__Exercise directions__.
Below are records; copy every line in them that holds the word "this".

Top of Supplied records

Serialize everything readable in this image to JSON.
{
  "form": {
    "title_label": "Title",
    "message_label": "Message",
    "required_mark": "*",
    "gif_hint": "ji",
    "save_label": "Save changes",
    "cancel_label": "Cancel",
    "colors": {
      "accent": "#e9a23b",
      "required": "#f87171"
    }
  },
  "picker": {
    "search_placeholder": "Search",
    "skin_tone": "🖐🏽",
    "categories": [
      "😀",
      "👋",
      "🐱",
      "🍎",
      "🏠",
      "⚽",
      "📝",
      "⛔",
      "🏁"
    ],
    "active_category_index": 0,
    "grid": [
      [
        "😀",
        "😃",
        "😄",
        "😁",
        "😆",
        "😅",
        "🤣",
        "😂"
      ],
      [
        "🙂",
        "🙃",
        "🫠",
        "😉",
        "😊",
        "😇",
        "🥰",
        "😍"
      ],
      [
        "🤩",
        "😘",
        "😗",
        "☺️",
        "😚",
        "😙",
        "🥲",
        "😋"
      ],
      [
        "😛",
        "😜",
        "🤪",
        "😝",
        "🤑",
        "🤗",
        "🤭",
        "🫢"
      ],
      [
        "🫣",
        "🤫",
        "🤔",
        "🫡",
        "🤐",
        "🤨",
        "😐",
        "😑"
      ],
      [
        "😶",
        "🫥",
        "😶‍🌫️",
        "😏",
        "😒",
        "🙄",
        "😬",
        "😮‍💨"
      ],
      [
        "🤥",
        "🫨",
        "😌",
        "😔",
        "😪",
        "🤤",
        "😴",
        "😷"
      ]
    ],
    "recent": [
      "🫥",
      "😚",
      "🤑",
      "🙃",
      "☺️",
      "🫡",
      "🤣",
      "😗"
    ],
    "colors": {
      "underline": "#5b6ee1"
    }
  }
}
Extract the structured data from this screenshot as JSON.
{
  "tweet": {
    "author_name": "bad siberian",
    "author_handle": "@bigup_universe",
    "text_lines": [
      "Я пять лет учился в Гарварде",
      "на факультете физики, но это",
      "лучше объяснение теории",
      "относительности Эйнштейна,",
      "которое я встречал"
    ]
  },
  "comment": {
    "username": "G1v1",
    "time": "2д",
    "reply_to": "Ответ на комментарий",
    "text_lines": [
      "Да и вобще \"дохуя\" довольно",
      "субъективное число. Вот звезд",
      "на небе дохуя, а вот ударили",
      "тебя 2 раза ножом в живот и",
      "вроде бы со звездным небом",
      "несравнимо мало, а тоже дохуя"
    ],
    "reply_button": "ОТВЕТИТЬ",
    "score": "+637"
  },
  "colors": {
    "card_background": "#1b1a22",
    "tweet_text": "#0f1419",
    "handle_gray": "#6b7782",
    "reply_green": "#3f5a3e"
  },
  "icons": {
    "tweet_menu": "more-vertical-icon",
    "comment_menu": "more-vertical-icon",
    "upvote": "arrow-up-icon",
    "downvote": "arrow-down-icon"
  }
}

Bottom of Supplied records

__Written response__.
Serialize everything readable in this image to JSON.
Extract the structured data from this screenshot as JSON.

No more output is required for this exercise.